“The people who operate the drones don’t know who they are killing on the ground. Everyone looks similar in a drone camera. Often you can’t distinguish between an armed militant, a shepherd or a woman,” says Feroz, citing what Lisa Ling, a former US drone technician, and others, had told him.
“This has radicalised more people on the ground.”
Human rights organisations argue for official recognition of drone strikes because independent verification is difficult.
Feroz, who is of Afghan descent, and has researched the impact of drone strikes, says affected areas in Pakistan, Libya or Somalia are difficult to reach for independent researchers.
“These places can be dangerous, out of reach for many journalists and mostly rural. But local journalists in these countries have done a good job of collecting information.”
The problems activists face in verifying civilian casualties are even starker in places like Yemen where a devastating war has resulted in the deaths of thousands of people.
Worse still, the human suffering of the wars in Yemen and Libya remain underreported.
“President Trump has drastically increased the number of strikes and special operations raids in Yemen. In his first year in office he launched more drone strikes there than happened in the entire Obama tenure,” says L E Picard, the executive director of the Yemen Peace Project.

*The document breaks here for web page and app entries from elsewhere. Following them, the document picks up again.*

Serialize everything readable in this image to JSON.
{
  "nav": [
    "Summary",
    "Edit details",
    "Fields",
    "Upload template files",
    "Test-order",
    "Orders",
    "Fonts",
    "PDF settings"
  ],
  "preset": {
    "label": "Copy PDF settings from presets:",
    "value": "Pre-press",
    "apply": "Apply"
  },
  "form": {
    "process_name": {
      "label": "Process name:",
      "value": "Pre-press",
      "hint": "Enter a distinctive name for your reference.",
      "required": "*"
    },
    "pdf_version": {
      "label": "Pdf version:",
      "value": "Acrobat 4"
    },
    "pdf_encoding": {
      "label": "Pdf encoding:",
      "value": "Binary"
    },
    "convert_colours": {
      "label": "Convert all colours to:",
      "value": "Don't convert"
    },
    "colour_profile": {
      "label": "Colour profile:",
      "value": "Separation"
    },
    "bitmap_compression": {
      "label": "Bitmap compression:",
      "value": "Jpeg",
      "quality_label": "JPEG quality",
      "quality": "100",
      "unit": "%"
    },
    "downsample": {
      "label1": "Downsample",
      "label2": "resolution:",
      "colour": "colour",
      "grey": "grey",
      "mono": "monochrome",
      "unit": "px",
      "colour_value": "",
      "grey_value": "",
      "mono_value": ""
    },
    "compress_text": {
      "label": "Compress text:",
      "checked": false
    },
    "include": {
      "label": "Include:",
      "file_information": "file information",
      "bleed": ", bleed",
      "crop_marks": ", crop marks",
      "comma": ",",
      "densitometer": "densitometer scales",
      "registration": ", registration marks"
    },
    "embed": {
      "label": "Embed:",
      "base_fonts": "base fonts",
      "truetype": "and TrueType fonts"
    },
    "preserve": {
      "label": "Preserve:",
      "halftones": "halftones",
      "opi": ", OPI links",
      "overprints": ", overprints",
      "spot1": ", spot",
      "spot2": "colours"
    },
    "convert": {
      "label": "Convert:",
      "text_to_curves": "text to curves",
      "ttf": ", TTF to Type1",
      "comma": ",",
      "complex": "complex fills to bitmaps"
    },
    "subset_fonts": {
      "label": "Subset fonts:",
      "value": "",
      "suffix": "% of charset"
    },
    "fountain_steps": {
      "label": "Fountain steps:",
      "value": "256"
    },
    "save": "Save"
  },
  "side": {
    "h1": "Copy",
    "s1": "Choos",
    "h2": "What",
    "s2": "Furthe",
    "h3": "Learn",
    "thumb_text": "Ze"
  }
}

Journalists who cover the aftermath of drone strikes face a hard time selling their stories to foreign publications because of a lack of public interest, he told TRT World in a recent interview.
Washington has continuously underestimated the civilian death toll from the use of drones in Yemen such as the one that killed more than two dozen people in January 2017.
Initially, the US said between 4 and 12 civilians might have been killed. Later NBC News reported that the number could be 16 and then the Bureau of Investigative Journalists reported from the ground and found that at least 25 people had perished.
Only once did a US president apologise for non-combatants killed in drone strikes. And that was in 2015 when Obama expressed regret for the death of an American and an Italian who were held hostages in a house hit by a missile.
No official has apologised for more than 6,000 civilians killed in Afghanistan, Pakistan, Somalia and Yemen.
“What I fear more is the next stage of this drone warfare when artificial intelligence will be used to carry out the strikes,” says Feroz. “Who would you hold accountable then?”